### Activity
Only the pictures are dropped. Restate each line below word for word.

### Input material

□ □ □ □

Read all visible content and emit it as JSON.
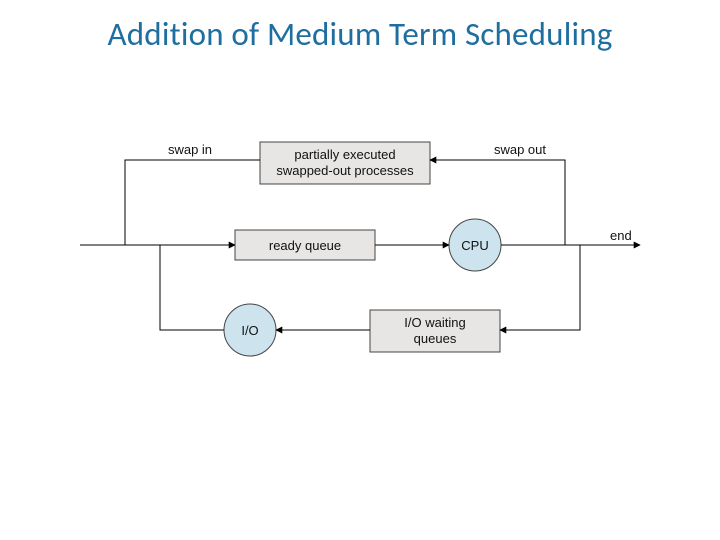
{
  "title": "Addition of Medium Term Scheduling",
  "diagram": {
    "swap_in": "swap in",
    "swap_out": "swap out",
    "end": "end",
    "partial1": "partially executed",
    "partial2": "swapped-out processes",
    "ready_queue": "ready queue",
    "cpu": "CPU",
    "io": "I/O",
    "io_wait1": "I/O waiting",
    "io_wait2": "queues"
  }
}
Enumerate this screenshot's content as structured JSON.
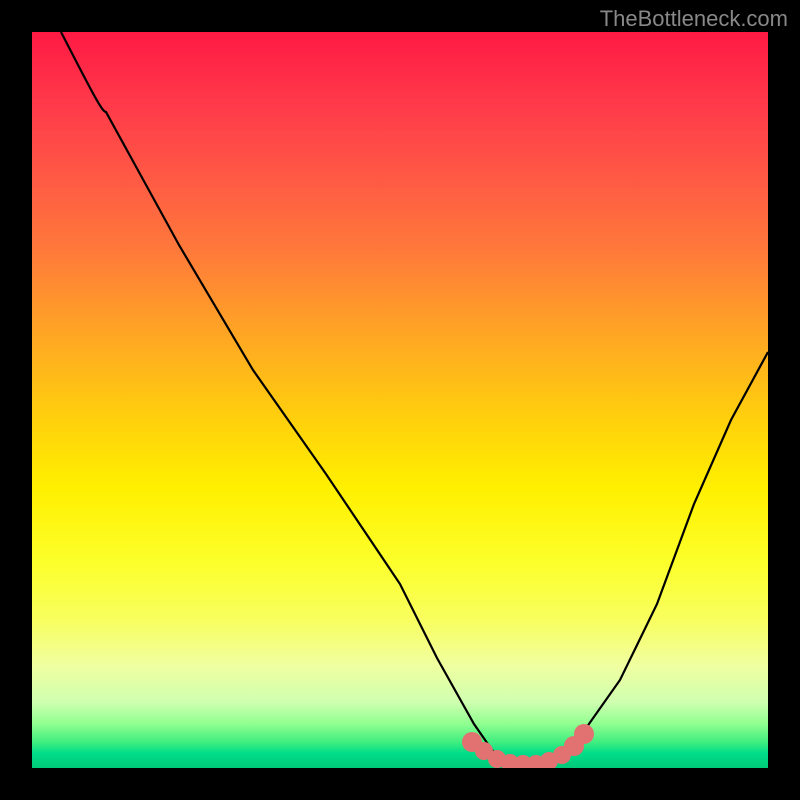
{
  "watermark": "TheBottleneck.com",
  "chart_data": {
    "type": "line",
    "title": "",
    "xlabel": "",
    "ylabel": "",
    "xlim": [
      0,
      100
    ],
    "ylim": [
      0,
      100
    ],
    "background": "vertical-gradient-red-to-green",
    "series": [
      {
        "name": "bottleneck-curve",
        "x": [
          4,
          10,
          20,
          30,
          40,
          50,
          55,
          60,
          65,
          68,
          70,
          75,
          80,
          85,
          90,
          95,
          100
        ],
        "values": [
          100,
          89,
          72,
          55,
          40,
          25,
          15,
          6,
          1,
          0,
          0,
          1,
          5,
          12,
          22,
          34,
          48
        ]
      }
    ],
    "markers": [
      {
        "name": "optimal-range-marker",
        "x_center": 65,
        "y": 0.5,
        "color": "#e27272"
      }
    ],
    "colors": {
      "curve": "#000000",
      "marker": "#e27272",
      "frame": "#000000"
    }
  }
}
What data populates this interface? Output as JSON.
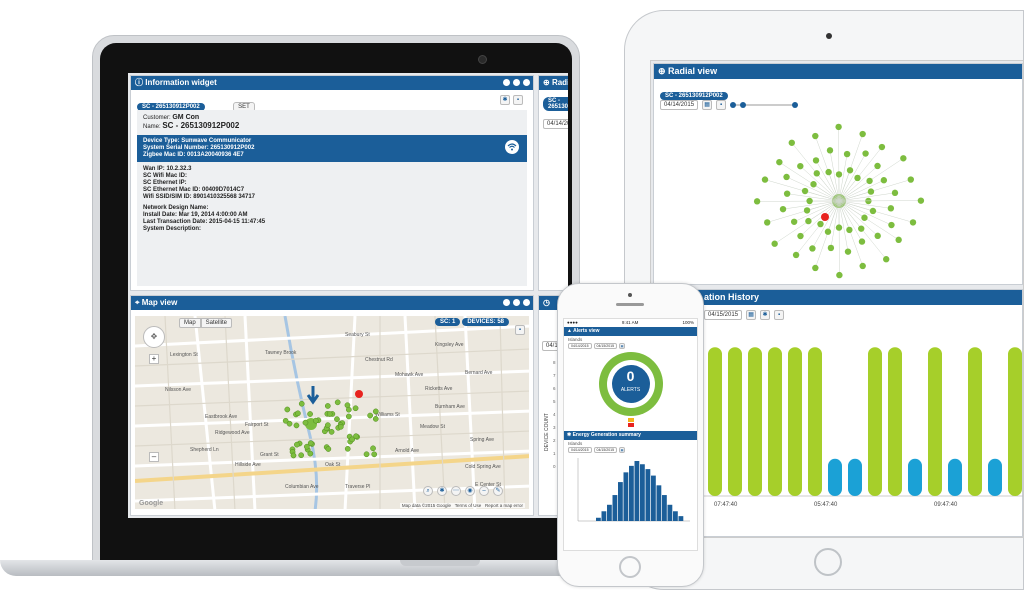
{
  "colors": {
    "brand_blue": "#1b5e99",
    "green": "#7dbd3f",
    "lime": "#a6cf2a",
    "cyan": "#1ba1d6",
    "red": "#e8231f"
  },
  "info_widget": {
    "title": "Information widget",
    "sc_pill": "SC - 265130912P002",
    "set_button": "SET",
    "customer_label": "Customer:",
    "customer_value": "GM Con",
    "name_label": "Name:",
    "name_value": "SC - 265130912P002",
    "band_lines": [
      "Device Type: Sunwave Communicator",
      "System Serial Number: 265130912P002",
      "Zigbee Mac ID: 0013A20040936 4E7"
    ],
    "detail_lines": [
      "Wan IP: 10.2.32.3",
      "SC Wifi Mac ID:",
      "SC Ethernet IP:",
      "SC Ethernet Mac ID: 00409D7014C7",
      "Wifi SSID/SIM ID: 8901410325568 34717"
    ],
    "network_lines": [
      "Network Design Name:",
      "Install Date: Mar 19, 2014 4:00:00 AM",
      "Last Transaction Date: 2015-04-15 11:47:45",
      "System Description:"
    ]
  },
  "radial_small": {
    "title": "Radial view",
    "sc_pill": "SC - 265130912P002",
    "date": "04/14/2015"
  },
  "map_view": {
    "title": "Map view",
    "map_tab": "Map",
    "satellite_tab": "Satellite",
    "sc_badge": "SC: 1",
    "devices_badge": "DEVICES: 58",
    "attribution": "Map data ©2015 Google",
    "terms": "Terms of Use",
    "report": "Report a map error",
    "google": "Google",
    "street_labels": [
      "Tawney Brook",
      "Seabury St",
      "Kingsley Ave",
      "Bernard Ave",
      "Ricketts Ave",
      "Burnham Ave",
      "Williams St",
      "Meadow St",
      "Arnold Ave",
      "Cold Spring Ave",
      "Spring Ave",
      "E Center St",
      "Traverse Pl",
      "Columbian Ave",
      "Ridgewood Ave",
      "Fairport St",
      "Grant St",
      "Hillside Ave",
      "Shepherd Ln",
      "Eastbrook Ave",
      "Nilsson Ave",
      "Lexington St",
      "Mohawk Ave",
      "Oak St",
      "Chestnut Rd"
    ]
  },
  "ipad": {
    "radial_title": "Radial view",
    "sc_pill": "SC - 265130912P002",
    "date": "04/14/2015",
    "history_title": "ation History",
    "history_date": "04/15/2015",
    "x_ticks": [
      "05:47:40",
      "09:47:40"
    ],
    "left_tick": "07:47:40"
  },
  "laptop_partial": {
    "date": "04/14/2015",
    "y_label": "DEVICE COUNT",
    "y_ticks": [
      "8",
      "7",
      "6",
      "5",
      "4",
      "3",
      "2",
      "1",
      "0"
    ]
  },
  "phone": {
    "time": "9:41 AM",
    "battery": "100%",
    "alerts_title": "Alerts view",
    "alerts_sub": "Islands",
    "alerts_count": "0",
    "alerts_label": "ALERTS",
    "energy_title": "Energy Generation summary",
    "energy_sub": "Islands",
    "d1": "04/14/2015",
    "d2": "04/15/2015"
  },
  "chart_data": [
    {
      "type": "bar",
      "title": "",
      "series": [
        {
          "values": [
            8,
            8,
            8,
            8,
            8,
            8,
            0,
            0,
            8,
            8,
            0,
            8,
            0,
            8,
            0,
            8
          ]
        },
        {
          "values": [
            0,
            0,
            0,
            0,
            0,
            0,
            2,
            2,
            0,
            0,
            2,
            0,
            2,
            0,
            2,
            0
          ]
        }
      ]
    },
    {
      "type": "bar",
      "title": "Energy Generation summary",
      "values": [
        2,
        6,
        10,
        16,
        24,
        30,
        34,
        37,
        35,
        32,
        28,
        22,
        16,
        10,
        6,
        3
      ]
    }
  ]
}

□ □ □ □

### Completed exercise
Read all visible content and emit it as JSON.
{
  "title": "Addition of Medium Term Scheduling",
  "diagram": {
    "swap_in": "swap in",
    "swap_out": "swap out",
    "end": "end",
    "partial1": "partially executed",
    "partial2": "swapped-out processes",
    "ready_queue": "ready queue",
    "cpu": "CPU",
    "io": "I/O",
    "io_wait1": "I/O waiting",
    "io_wait2": "queues"
  }
}
Enumerate this screenshot's content as structured JSON.
{
  "watermark": "TheBottleneck.com",
  "chart_data": {
    "type": "line",
    "title": "",
    "xlabel": "",
    "ylabel": "",
    "xlim": [
      0,
      100
    ],
    "ylim": [
      0,
      100
    ],
    "background": "vertical-gradient-red-to-green",
    "series": [
      {
        "name": "bottleneck-curve",
        "x": [
          4,
          10,
          20,
          30,
          40,
          50,
          55,
          60,
          65,
          68,
          70,
          75,
          80,
          85,
          90,
          95,
          100
        ],
        "values": [
          100,
          89,
          72,
          55,
          40,
          25,
          15,
          6,
          1,
          0,
          0,
          1,
          5,
          12,
          22,
          34,
          48
        ]
      }
    ],
    "markers": [
      {
        "name": "optimal-range-marker",
        "x_center": 65,
        "y": 0.5,
        "color": "#e27272"
      }
    ],
    "colors": {
      "curve": "#000000",
      "marker": "#e27272",
      "frame": "#000000"
    }
  }
}
What data populates this interface? Output as JSON.
{
  "colors": {
    "brand_blue": "#1b5e99",
    "green": "#7dbd3f",
    "lime": "#a6cf2a",
    "cyan": "#1ba1d6",
    "red": "#e8231f"
  },
  "info_widget": {
    "title": "Information widget",
    "sc_pill": "SC - 265130912P002",
    "set_button": "SET",
    "customer_label": "Customer:",
    "customer_value": "GM Con",
    "name_label": "Name:",
    "name_value": "SC - 265130912P002",
    "band_lines": [
      "Device Type: Sunwave Communicator",
      "System Serial Number: 265130912P002",
      "Zigbee Mac ID: 0013A20040936 4E7"
    ],
    "detail_lines": [
      "Wan IP: 10.2.32.3",
      "SC Wifi Mac ID:",
      "SC Ethernet IP:",
      "SC Ethernet Mac ID: 00409D7014C7",
      "Wifi SSID/SIM ID: 8901410325568 34717"
    ],
    "network_lines": [
      "Network Design Name:",
      "Install Date: Mar 19, 2014 4:00:00 AM",
      "Last Transaction Date: 2015-04-15 11:47:45",
      "System Description:"
    ]
  },
  "radial_small": {
    "title": "Radial view",
    "sc_pill": "SC - 265130912P002",
    "date": "04/14/2015"
  },
  "map_view": {
    "title": "Map view",
    "map_tab": "Map",
    "satellite_tab": "Satellite",
    "sc_badge": "SC: 1",
    "devices_badge": "DEVICES: 58",
    "attribution": "Map data ©2015 Google",
    "terms": "Terms of Use",
    "report": "Report a map error",
    "google": "Google",
    "street_labels": [
      "Tawney Brook",
      "Seabury St",
      "Kingsley Ave",
      "Bernard Ave",
      "Ricketts Ave",
      "Burnham Ave",
      "Williams St",
      "Meadow St",
      "Arnold Ave",
      "Cold Spring Ave",
      "Spring Ave",
      "E Center St",
      "Traverse Pl",
      "Columbian Ave",
      "Ridgewood Ave",
      "Fairport St",
      "Grant St",
      "Hillside Ave",
      "Shepherd Ln",
      "Eastbrook Ave",
      "Nilsson Ave",
      "Lexington St",
      "Mohawk Ave",
      "Oak St",
      "Chestnut Rd"
    ]
  },
  "ipad": {
    "radial_title": "Radial view",
    "sc_pill": "SC - 265130912P002",
    "date": "04/14/2015",
    "history_title": "ation History",
    "history_date": "04/15/2015",
    "x_ticks": [
      "05:47:40",
      "09:47:40"
    ],
    "left_tick": "07:47:40"
  },
  "laptop_partial": {
    "date": "04/14/2015",
    "y_label": "DEVICE COUNT",
    "y_ticks": [
      "8",
      "7",
      "6",
      "5",
      "4",
      "3",
      "2",
      "1",
      "0"
    ]
  },
  "phone": {
    "time": "9:41 AM",
    "battery": "100%",
    "alerts_title": "Alerts view",
    "alerts_sub": "Islands",
    "alerts_count": "0",
    "alerts_label": "ALERTS",
    "energy_title": "Energy Generation summary",
    "energy_sub": "Islands",
    "d1": "04/14/2015",
    "d2": "04/15/2015"
  },
  "chart_data": [
    {
      "type": "bar",
      "title": "",
      "series": [
        {
          "values": [
            8,
            8,
            8,
            8,
            8,
            8,
            0,
            0,
            8,
            8,
            0,
            8,
            0,
            8,
            0,
            8
          ]
        },
        {
          "values": [
            0,
            0,
            0,
            0,
            0,
            0,
            2,
            2,
            0,
            0,
            2,
            0,
            2,
            0,
            2,
            0
          ]
        }
      ]
    },
    {
      "type": "bar",
      "title": "Energy Generation summary",
      "values": [
        2,
        6,
        10,
        16,
        24,
        30,
        34,
        37,
        35,
        32,
        28,
        22,
        16,
        10,
        6,
        3
      ]
    }
  ]
}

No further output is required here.